Haiti's hunger woes compounded by the unforgiving force of four hurricanes
The poorest country in the Western Hemisphere, already reeling from the food crisis, is slammed by floods from Hurricanes Fay, Gustav, Hanna, and Ike.
By Jasmine Vendredi and Peter Warski, World Vision Communications
Fanny, 15, doesn't exert any energy during her short breaks at school. She needs to save it up to focus on her studies during class — a hard thing to do when her stomach has been empty for several days. Even during the lessons at school, her concern is focused mainly on whether there will be food in her house when she gets home. The prospects are usually grim: Her father earns a meager $20 per month, barely enough to provide a few days' worth of food for Fanny's seven-member family during that period of time.
Fanny's story is sadly reflective of a harsh reality facing most Haitian children — their families simply don't have the economic resources necessary to cover the rapidly rising cost of food. Following flooding from four powerful hurricanes there, however, the hunger situation is quickly devolving from bad to unbearable.
Adding insult to injury

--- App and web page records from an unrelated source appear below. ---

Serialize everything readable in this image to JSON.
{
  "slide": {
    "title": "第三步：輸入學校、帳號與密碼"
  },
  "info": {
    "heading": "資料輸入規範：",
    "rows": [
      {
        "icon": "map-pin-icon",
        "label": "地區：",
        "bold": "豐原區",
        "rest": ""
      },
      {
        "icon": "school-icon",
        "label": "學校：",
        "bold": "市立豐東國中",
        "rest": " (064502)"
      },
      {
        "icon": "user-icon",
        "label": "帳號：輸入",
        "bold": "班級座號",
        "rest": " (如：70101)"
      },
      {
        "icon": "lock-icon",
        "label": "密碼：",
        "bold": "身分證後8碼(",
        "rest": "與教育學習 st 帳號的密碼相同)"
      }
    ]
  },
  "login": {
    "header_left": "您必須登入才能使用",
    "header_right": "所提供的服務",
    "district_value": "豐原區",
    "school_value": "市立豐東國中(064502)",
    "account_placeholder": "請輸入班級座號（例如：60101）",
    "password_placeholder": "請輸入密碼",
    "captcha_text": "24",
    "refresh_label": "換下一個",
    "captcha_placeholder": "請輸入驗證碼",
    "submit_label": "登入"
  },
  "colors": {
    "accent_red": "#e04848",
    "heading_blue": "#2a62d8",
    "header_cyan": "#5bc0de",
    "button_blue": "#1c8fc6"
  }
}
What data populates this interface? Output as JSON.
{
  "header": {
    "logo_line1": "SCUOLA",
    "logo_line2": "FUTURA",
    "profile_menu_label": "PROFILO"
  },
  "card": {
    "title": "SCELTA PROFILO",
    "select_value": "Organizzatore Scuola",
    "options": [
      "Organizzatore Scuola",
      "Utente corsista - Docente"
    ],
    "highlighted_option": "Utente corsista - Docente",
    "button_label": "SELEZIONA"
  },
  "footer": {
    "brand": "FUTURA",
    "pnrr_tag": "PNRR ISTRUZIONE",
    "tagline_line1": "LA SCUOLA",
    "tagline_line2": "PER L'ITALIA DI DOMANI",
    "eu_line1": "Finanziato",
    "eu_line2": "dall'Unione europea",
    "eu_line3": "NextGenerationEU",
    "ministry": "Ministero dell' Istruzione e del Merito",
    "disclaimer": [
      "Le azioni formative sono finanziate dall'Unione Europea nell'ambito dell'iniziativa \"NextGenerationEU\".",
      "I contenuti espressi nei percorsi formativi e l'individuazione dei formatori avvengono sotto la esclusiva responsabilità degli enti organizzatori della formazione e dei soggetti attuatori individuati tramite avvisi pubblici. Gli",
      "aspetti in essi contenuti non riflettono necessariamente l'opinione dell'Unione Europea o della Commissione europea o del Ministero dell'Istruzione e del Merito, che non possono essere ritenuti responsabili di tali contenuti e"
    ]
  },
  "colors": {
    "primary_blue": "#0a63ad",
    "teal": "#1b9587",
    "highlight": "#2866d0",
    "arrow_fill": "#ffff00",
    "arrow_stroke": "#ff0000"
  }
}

"The only good news here is that Hurricane Ike's path was far enough north that Haiti did not take another direct hit," said Wesley Charles, World Vision's national director in Haiti, speaking of the fourth storm to strike the island country in less than a month. "But the rains from Ike have made it even more difficult for aid workers to get into some of the worst flooded areas. People are becoming increasingly desperate."
According to reports, some 10,000 people were crammed into 115 shelters in the beleaguered city of Gonaive following the passage of Ike, and only 10 of those shelters had food. In the region of Jean Denis, dirty floodwater worsened the situation for desperate families.
"Children played in the filthy water," said Steve Matthews, World Vision's emergency communications manager. "Women were washing clothes and dishes in overflowing streams. The farmland was absolutely drenched. Everything has become waterlogged, making it nearly impossible to cook, even for those who were able to salvage some of their rice."
Food crisis intensified
Even before the flooding, a stable food supply was out of reach to most Haitian families, like Fanny's. Spiraling global food prices — caused by a variety of factors, including fuel costs — have dealt devastation to this poorest country in the Western Hemisphere, where many live on less than $2 per day. World Vision staff members there have worked tirelessly to save children teetering on the brink of starvation.
But the four recent hurricanes have delivered a near-knockout punch. "Bread is scarce and will soon be gone, and much of people's stored brown rice got wet when Hurricane Hanna went by," explained World Vision relief coordinator Elvire Douglas.
In partnership with other humanitarian agencies, World Vision is scaling up its relief efforts in Haiti following the flooding. The top priority is to reach affected families cut off by the hurricane damage and deliver emergency food aid and supplies to those who need it most. But additional resources are needed to effectively respond to such a critical situation.
Meanwhile, for children like Fanny across Haiti, the clock is ticking. Her exhaustion and physical harm at the hands of malnutrition are observable in her appearance.
"When we don't have the money to buy food, we just take a bath and go to bed, expecting what the following morning will bring," said Evana, Fanny's mother, who struggles to explain the problems facing her five children and husband. They're issues similar to what she faced as a child.
Certainly, Evana is one mother who doesn't want her children to face the same hardships as adults that she has. With conditions in Haiti as they are these days, she is likely one parent among many sharing that sentiment.